This is a three-toed Bradypus species of sloth (but which one?)
as portrayed in tiles on the stairway of the NYC subway stop (A-B-C)
at 81st and Central Park West. (ISO, no zoom, no flash).
Image: GrrlScientist 2008. [wallpaper size].
The most recent edition of the Carnival of the Spineless is now available for you to enjoy. The host, who is a pal of mine, asked me for a contribition, so I had to dig through my previous blog entries to find something that might be appropriate. I do what I can to support as many blog carnivals as possible, so you may or may not enjoy my meagre contributions ... you be the judge. But otherwise, do go there and support this blog carnival with your numbers and your comments!
Yes, indeed, my friends, it is Friday once again, and as usual, my pal, The Modulator, has amassed a pile of links to ANIMAL IMAGES for you to enjoy in the 180th edition of the Friday Ark.
Did you know that this blog carnival began as a way to create a less contentious atomsphere on the internet, which had developed due to political sparring all week long, week after week? Anyway, in an effort to take a break from the fighting and to create a more congenial atmosphere, the political pundits began a campaign where they lowered their verbal armaments one day per week so they could engage each other in "Friday CatBlogging" and then it expanded to include other animals because, afterall, the political pundits didn't want to be speciists. So the rest, my peeps, is .. ah .. the Friday Ark.
Do you remember how I posted a streaming video Frozen in Time at Grand Central Station? Well, apparently, another volunteer improv squad has done the same thing in London. Inspired by improv everywhere and made a reality by 100's of volunteers. At exactly 3:30pm on a secret cue, almost everyone in Trafalgar Square froze. The few bewildered tourists didn't know what was happening. For 5 minutes the participants held their positions, and then magically everyone unfroze. [2:37]
According to the United States Department of Health and Human Services, serious mental illnesses affect approximately 44 million Americans. Serious mental illnesses include mood disorders; depression and bipolar disorder. Unfortunately, correctly diagnosing mental illnesses, such as bipolar disorder, appears to be a sort of voodoo science that depends upon the skill of the mental health professional making the diagnosis and the patient's willingness to accurately describe their symptoms. But a research paper was just published that describes a blood test that was designed to identify bipolar disorder and thus, this test could provide an objective method for diagnosis.

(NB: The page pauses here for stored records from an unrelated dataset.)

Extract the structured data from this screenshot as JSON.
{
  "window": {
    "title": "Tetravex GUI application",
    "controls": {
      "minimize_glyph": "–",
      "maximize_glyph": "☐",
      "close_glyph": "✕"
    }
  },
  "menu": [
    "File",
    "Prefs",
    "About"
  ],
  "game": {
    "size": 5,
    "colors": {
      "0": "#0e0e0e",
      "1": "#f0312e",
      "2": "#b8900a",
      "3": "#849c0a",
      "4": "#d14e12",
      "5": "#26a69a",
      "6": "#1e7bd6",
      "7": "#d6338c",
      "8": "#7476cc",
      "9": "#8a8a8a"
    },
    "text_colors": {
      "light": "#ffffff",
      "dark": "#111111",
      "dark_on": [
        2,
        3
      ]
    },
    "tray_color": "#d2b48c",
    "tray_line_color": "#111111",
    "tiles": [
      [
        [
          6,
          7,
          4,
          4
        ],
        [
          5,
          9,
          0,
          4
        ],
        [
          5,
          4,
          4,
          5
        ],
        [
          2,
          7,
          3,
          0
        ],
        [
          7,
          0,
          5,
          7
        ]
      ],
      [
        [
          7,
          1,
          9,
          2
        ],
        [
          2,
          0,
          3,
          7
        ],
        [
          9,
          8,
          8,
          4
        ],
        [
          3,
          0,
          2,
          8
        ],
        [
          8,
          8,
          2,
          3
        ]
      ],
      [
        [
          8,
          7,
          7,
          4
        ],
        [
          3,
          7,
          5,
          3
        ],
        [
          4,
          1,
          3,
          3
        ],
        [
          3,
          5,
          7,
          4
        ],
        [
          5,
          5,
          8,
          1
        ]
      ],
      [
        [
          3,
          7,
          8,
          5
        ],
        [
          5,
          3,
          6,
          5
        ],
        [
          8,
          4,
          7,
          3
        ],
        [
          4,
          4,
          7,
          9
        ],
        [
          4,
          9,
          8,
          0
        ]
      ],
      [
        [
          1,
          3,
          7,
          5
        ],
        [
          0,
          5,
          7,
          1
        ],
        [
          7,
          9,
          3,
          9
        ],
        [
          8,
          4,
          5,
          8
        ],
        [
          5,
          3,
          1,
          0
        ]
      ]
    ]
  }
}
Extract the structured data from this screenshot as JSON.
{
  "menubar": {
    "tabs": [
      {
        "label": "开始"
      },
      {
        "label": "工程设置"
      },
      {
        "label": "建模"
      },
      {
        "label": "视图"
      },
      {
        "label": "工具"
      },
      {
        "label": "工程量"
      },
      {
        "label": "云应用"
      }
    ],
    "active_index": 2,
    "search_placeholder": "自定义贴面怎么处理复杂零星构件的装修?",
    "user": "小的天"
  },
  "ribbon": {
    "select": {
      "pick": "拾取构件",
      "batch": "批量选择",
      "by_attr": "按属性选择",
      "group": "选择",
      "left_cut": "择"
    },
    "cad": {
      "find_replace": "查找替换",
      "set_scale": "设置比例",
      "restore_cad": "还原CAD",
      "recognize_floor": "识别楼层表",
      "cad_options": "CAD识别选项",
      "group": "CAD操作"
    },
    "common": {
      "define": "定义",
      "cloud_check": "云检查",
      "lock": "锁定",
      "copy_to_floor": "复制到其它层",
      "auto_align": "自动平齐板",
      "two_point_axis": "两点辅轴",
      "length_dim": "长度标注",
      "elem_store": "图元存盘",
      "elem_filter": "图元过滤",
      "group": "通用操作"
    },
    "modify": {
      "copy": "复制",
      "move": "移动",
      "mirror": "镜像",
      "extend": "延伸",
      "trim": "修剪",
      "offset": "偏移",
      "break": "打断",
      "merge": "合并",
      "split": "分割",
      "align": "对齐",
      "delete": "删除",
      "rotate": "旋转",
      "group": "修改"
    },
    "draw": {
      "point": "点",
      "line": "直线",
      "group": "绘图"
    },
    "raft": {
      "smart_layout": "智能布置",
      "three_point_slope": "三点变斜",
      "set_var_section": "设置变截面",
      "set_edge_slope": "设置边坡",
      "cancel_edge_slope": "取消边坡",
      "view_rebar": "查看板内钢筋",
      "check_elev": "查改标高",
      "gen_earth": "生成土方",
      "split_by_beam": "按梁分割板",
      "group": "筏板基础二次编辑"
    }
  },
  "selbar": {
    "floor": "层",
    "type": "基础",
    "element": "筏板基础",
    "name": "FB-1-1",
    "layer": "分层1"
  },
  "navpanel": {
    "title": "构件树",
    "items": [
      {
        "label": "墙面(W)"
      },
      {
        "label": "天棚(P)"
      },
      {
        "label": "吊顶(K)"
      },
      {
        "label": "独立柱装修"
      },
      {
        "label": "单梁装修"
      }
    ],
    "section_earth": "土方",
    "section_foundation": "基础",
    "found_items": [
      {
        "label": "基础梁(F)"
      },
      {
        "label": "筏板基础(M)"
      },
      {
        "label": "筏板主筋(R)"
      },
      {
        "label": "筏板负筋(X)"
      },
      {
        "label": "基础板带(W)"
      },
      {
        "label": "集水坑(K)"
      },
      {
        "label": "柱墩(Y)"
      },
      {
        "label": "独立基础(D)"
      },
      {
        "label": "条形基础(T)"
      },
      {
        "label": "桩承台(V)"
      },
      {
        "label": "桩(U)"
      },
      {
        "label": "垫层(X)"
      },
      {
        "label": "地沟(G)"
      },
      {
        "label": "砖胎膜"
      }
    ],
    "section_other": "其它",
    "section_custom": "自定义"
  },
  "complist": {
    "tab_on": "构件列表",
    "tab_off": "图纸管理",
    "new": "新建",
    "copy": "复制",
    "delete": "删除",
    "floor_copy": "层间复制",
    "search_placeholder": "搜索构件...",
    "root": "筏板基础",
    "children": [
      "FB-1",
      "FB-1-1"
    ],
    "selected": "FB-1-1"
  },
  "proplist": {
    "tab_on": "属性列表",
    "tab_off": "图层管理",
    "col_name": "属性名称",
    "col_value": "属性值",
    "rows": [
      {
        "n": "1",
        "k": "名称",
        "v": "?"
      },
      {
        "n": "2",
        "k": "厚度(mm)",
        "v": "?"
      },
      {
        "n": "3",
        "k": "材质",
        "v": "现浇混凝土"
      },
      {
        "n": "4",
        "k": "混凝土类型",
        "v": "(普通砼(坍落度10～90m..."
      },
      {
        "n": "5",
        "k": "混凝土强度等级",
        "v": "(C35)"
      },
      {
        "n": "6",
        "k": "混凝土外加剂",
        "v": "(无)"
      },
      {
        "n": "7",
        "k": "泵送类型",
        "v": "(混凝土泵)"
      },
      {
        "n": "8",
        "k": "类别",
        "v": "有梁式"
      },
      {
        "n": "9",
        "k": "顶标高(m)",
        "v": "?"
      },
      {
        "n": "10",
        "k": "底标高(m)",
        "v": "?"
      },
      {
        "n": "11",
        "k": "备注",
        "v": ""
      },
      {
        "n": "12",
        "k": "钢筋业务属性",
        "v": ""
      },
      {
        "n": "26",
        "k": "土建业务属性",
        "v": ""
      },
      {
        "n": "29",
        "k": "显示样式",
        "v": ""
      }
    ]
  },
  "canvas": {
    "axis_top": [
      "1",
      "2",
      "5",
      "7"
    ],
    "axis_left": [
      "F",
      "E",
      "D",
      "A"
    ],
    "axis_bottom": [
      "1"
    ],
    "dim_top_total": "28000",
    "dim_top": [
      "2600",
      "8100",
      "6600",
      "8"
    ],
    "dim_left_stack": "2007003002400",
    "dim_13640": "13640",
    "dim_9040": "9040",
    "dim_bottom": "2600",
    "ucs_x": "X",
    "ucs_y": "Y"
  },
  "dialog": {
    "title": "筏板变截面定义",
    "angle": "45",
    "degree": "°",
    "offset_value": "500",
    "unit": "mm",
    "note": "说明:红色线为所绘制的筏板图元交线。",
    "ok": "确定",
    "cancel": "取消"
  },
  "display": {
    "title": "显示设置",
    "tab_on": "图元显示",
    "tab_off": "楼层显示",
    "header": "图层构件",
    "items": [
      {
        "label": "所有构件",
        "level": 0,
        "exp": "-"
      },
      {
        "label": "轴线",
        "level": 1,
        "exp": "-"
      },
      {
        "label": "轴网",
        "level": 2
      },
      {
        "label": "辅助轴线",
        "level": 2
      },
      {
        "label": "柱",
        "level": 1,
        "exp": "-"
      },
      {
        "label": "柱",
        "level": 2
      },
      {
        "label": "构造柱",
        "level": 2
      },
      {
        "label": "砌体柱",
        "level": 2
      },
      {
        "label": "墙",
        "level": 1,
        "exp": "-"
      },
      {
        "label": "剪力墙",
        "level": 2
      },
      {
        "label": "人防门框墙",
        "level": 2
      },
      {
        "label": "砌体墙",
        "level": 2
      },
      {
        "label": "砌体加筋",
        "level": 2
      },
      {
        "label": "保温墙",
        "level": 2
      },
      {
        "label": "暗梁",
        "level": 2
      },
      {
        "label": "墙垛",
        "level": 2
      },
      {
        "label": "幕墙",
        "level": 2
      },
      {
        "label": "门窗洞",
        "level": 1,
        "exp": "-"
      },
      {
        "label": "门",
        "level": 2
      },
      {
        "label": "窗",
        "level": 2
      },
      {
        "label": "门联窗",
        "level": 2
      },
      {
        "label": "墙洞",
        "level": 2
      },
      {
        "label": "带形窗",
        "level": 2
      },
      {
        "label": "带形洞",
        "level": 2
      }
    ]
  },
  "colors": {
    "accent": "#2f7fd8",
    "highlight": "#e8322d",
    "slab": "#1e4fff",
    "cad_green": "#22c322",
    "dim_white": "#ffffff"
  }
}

The February issue of Writers Across the Blogosphere is now available for you to read. This is probably the largest blog carnival that I contribute to, and it's likely the largest blog carnival out there, too -- and it celebrates good writing! And since having a high quality blog is all about writing well, how can you miss this one?
Elephant toothpaste is a classic chemistry demonstration that will make anyone overflow with joy. When hydrogen peroxide decomposes, it gives off oxygen gas and water. Under ordinary circumstances, it breaks down very slowly, but potassium iodide can act as a catalyst -- making the reaction tremendously fast. If there is some liquid soap mixed in with the hydrogen peroxide, steamy foam will gush out of the container. [1:05]